“We kind of had a rollercoaster there for a little bit,” said Crosby, who went through three holders during the 2008 season. “But it worked out with Tim, finally. All the pieces fell where they should, and Jon’s done a great job in Seattle. I know they’re really happy with him there.”
Indeed, the Seahawks signed Ryan a week after the Packers cut him and has been in Seattle ever since. In January 2010, he signed a six-year, $9.1 million extension that included a $1.6 million signing bonus and runs through the 2015 season.
“With how well he’s punted, I always give him a hard time how they’re getting one of the best values in the league,” Crosby said with a laugh.
“I’ve still got to pinch myself every now and again. Just to be able to play in the NFL and do it for eight years has been a dream, and I will never take any of it for granted because it can end at any time,” Ryan said earlier this week at one of the Seahawks’ media availability sessions at the Westin hotel in Jersey City, N.J. “To be in this game now, it just seems so surreal. It totally hasn’t sunk in yet.”
This season, Ryan ranked only 29th in gross average with 42.7 yards per punt (Masthay was 22nd at 44.6) and was 19th in net average with at 39.2 yards per punt. (Masthay finished 21st at 39.0). But in a category that shows Ryan consistently put the ball right where the Seahawks wanted it, opposing punt returners averaged just 3.9 yards per return against him. Only St. Louis’ Johnny Hekker (2.9) was more effective.
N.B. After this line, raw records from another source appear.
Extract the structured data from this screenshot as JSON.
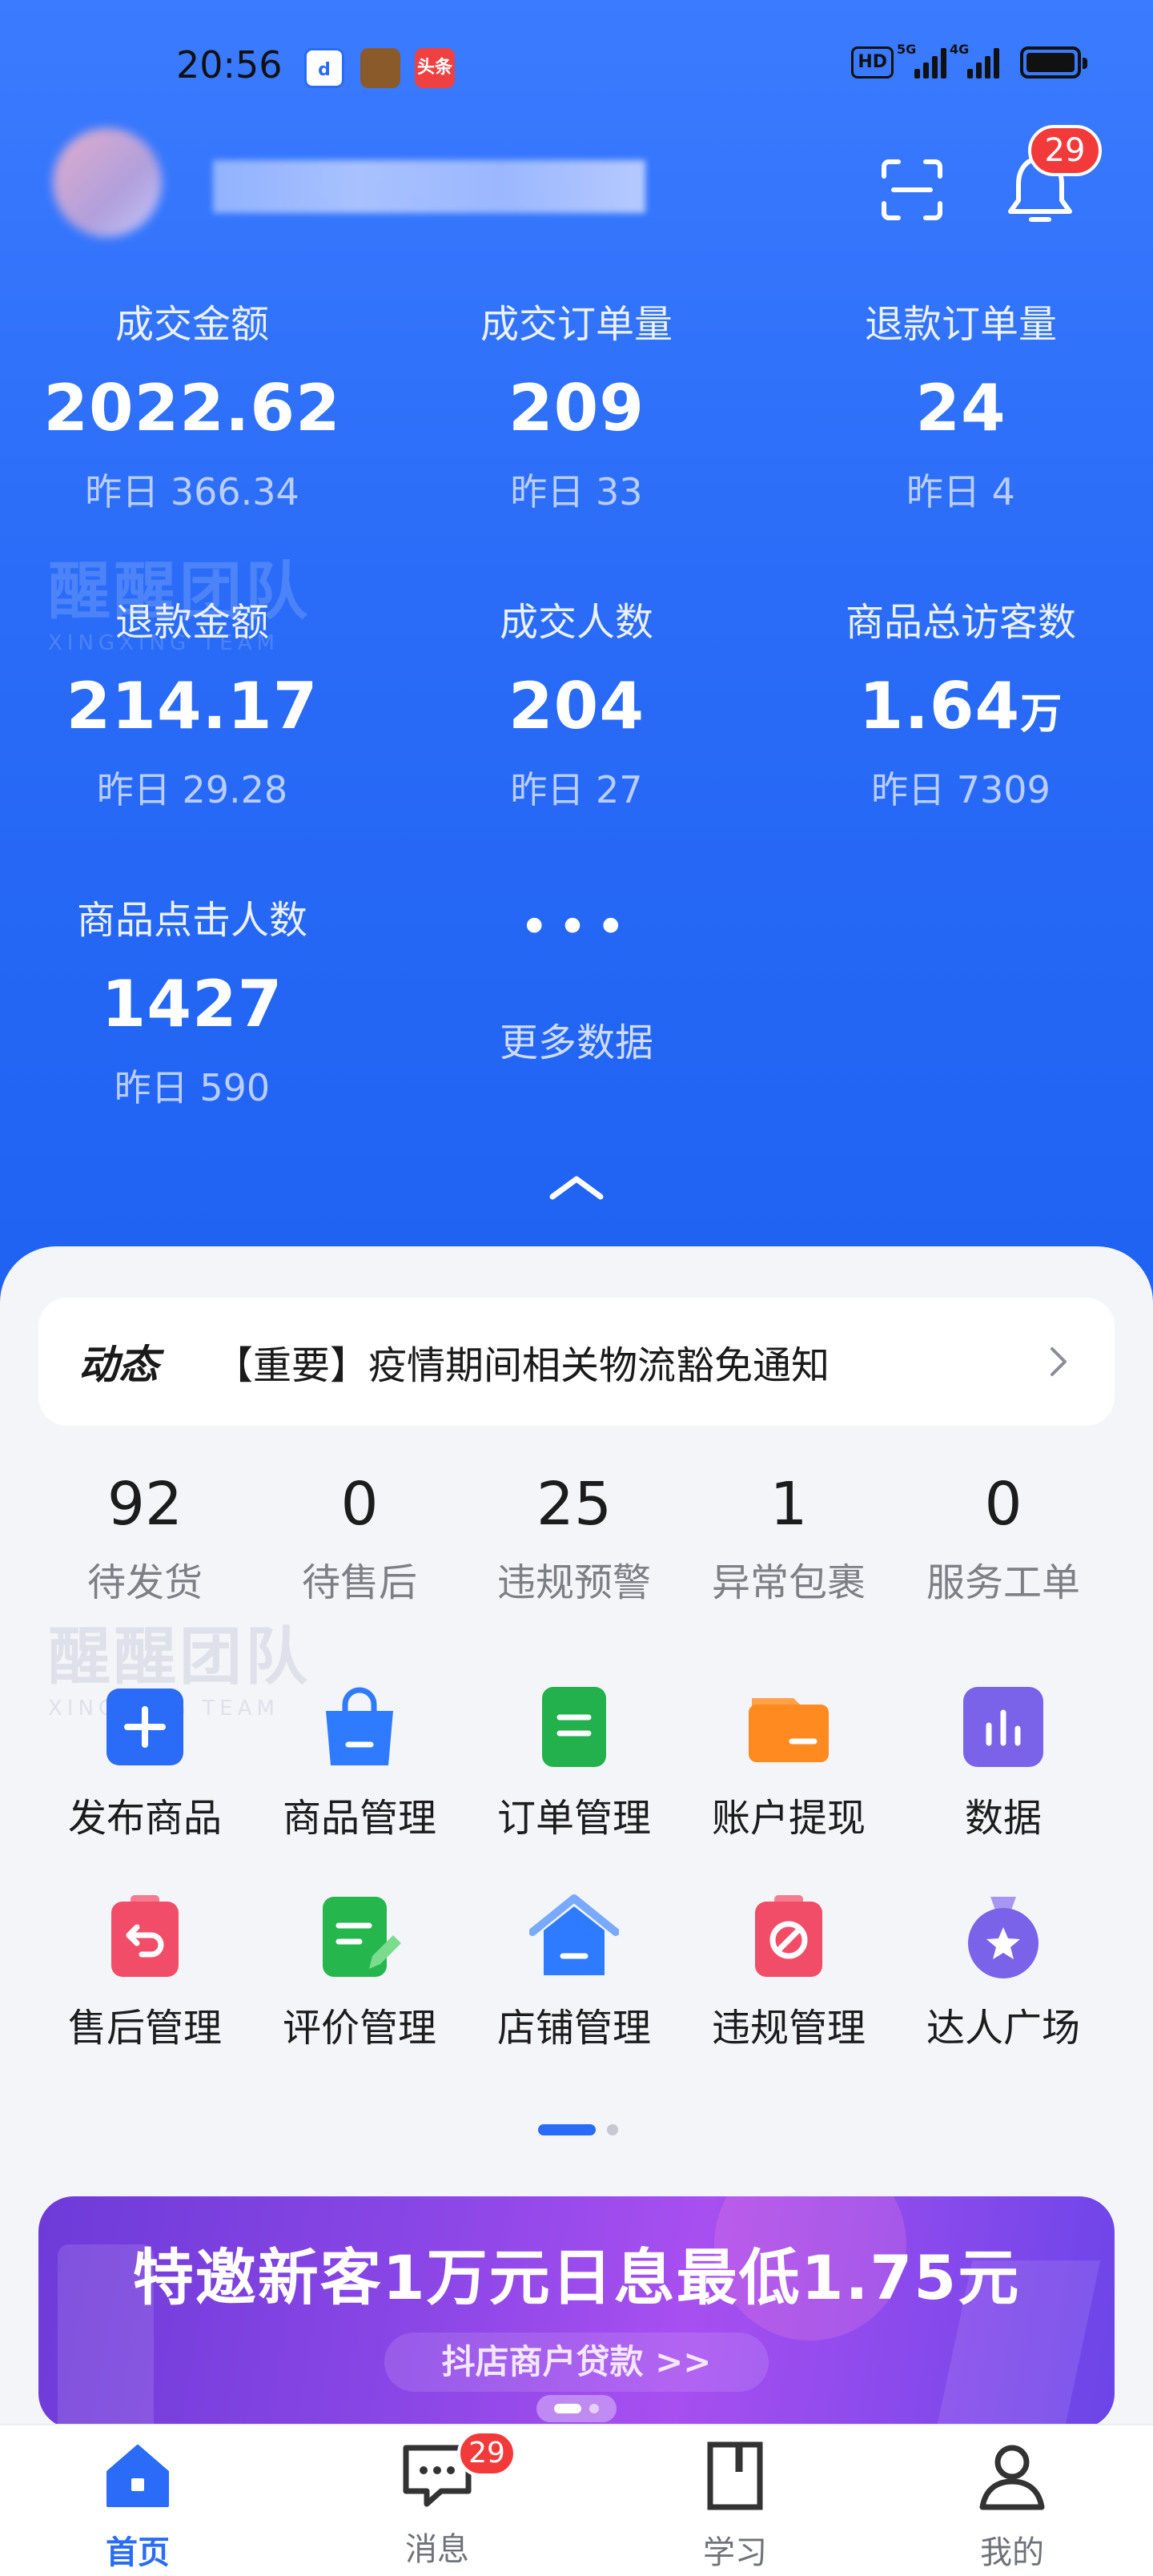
{
  "status_bar": {
    "time": "20:56",
    "apps": [
      "d",
      "game",
      "头条"
    ],
    "hd_label": "HD",
    "signal_1_tag": "5G",
    "signal_2_tag": "4G",
    "icons": [
      "hd-icon",
      "signal-5g-icon",
      "signal-4g-icon",
      "battery-icon"
    ]
  },
  "header": {
    "icons": [
      "scan-icon",
      "bell-icon"
    ],
    "notification_count": "29"
  },
  "stats": [
    {
      "label": "成交金额",
      "value": "2022.62",
      "unit": "",
      "prev": "昨日 366.34"
    },
    {
      "label": "成交订单量",
      "value": "209",
      "unit": "",
      "prev": "昨日 33"
    },
    {
      "label": "退款订单量",
      "value": "24",
      "unit": "",
      "prev": "昨日 4"
    },
    {
      "label": "退款金额",
      "value": "214.17",
      "unit": "",
      "prev": "昨日 29.28"
    },
    {
      "label": "成交人数",
      "value": "204",
      "unit": "",
      "prev": "昨日 27"
    },
    {
      "label": "商品总访客数",
      "value": "1.64",
      "unit": "万",
      "prev": "昨日 7309"
    },
    {
      "label": "商品点击人数",
      "value": "1427",
      "unit": "",
      "prev": "昨日 590"
    }
  ],
  "more_data": {
    "dots": "•••",
    "label": "更多数据"
  },
  "watermark": {
    "text": "醒醒团队",
    "sub": "XINGXING TEAM"
  },
  "news": {
    "tag": "动态",
    "text": "【重要】疫情期间相关物流豁免通知"
  },
  "counters": [
    {
      "num": "92",
      "label": "待发货"
    },
    {
      "num": "0",
      "label": "待售后"
    },
    {
      "num": "25",
      "label": "违规预警"
    },
    {
      "num": "1",
      "label": "异常包裹"
    },
    {
      "num": "0",
      "label": "服务工单"
    }
  ],
  "tools": [
    {
      "label": "发布商品",
      "icon": "plus-square-icon",
      "color": "#2a6cf7"
    },
    {
      "label": "商品管理",
      "icon": "shopping-bag-icon",
      "color": "#2f7bff"
    },
    {
      "label": "订单管理",
      "icon": "order-list-icon",
      "color": "#22b14c"
    },
    {
      "label": "账户提现",
      "icon": "wallet-icon",
      "color": "#ff8a1f"
    },
    {
      "label": "数据",
      "icon": "bar-chart-icon",
      "color": "#7a63e8"
    },
    {
      "label": "售后管理",
      "icon": "return-icon",
      "color": "#f24d68"
    },
    {
      "label": "评价管理",
      "icon": "review-icon",
      "color": "#26b64e"
    },
    {
      "label": "店铺管理",
      "icon": "store-icon",
      "color": "#2f7bff"
    },
    {
      "label": "违规管理",
      "icon": "forbidden-icon",
      "color": "#f24d68"
    },
    {
      "label": "达人广场",
      "icon": "star-medal-icon",
      "color": "#7a63e8"
    }
  ],
  "banner": {
    "title": "特邀新客1万元日息最低1.75元",
    "subtitle": "抖店商户贷款 >>"
  },
  "bottom_nav": [
    {
      "label": "首页",
      "icon": "home-icon",
      "active": true
    },
    {
      "label": "消息",
      "icon": "message-icon",
      "badge": "29"
    },
    {
      "label": "学习",
      "icon": "book-icon"
    },
    {
      "label": "我的",
      "icon": "profile-icon"
    }
  ],
  "colors": {
    "primary": "#2a6cf7",
    "badge": "#f23a3a"
  }
}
“The 10 guys in front of me covering kicks have done an exceptional job,” Ryan said. “Those guys are just some of the best guys in the game at what they do. It makes it a lot easier for me to have the confidence in them to punt the ball and know they are going to be down there making those tackles.”
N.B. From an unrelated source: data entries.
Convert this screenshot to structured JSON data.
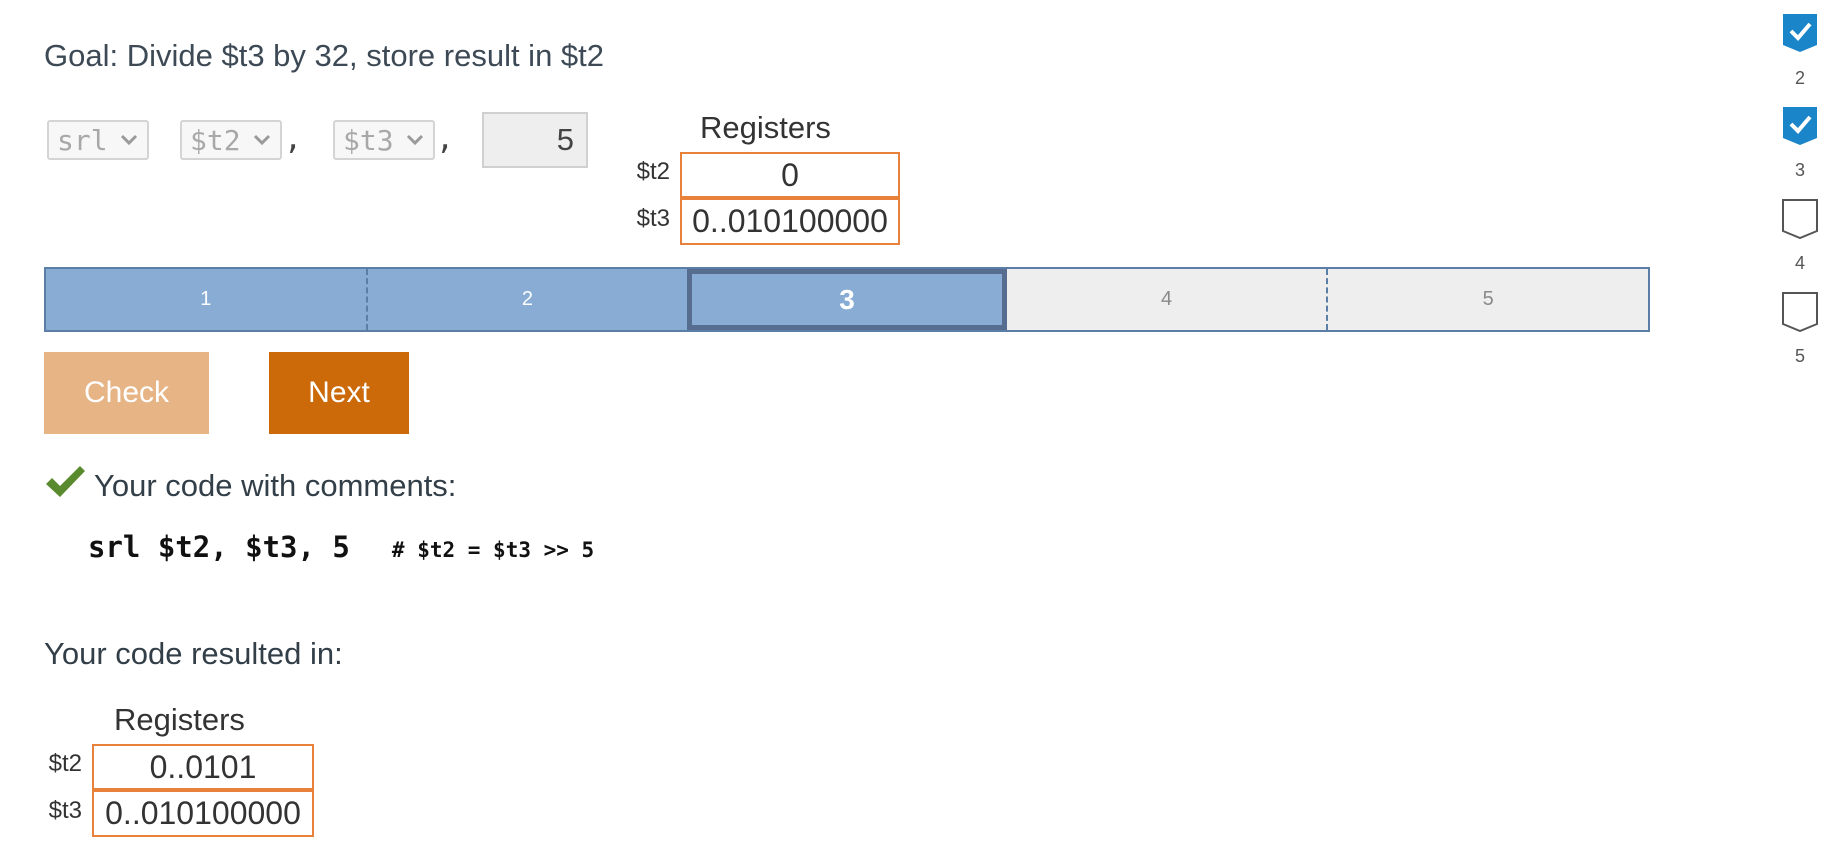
{
  "goal": "Goal: Divide $t3 by 32, store result in $t2",
  "instruction": {
    "op": "srl",
    "rd": "$t2",
    "rs": "$t3",
    "comma": ",",
    "shamt": "5"
  },
  "registers_before": {
    "title": "Registers",
    "rows": [
      {
        "label": "$t2",
        "value": "0"
      },
      {
        "label": "$t3",
        "value": "0..010100000"
      }
    ]
  },
  "progress": {
    "segments": [
      "1",
      "2",
      "3",
      "4",
      "5"
    ],
    "current": 3,
    "completed": 2
  },
  "buttons": {
    "check": "Check",
    "next": "Next"
  },
  "feedback": {
    "heading": "Your code with comments:",
    "code": "srl $t2, $t3, 5",
    "comment": "# $t2 = $t3 >> 5"
  },
  "result": {
    "label": "Your code resulted in:",
    "title": "Registers",
    "rows": [
      {
        "label": "$t2",
        "value": "0..0101"
      },
      {
        "label": "$t3",
        "value": "0..010100000"
      }
    ]
  },
  "sidebar": {
    "items": [
      {
        "num": "2",
        "checked": true
      },
      {
        "num": "3",
        "checked": true
      },
      {
        "num": "4",
        "checked": false
      },
      {
        "num": "5",
        "checked": false
      }
    ]
  },
  "colors": {
    "accent_blue": "#1a85c8",
    "progress_done": "#88acd4",
    "register_border": "#e8823a",
    "next_button": "#cc6a0a",
    "check_button": "#e6b485",
    "success_check": "#5a8a2e"
  }
}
Ryan is one of only four players on the Seahawks’ roster who pre-date coach Pete Carroll and GM John Schneider, who was with the Packers when they signed Ryan out of the CFL’s Winnipeg Blue Bombers in 2006. As the only Canadian-born player in Sunday’s game, Ryan has gotten a significant amount of media attention – for a punter, anyway – during the week.
“It’s been pretty cool,” Ryan told reporters. “I’ve got a lot of support from family back home. I’ve got 15 family and friends coming out to be here for the game. Everyone back home is pretty excited. They are even flying a 12th Man flag at city hall back in my hometown (of Regina). My family has been telling me they are the most famous people in town this week. They are even doing interviews. They are all pretty pumped about it.
“The city and the province have been so behind me through all of this that I could have never imagined that type of support. It means quite a bit to me.”
They won’t just be rooting for him in Canada. There’ll also be a kicker down at his offseason home in Texas on Sunday, watching and pulling for his old teammate, groomsman and friend.
“Obviously when I look back, it’s kind of funny, because we only played one season together, but we were so close that he was in my wedding,” Crosby said. “We just really hit it off. When I made the team, he was great support to me.
“We talk probably or text on a weekly basis. We text back and forth – about games, family, or just life. Our relationship has stayed strong over these last six years now. It’s crazy. I definitely stayed close with him and always root him on.
“I talked to him right after the NFC Championship Game, and with us being able to go to the Super Bowl (after the 2010 season), after we won one, I know he always wished he could’ve stayed a Packer. But it’s worked out for him in Seattle, and I’ll be pulling for him on Sunday.”
Listen to Jason Wilde every weekday from 9 a.m. to 10 a.m. on “Green & Gold Today” on 540 ESPN, and follow him on Twitter at twitter.com/jasonjwilde.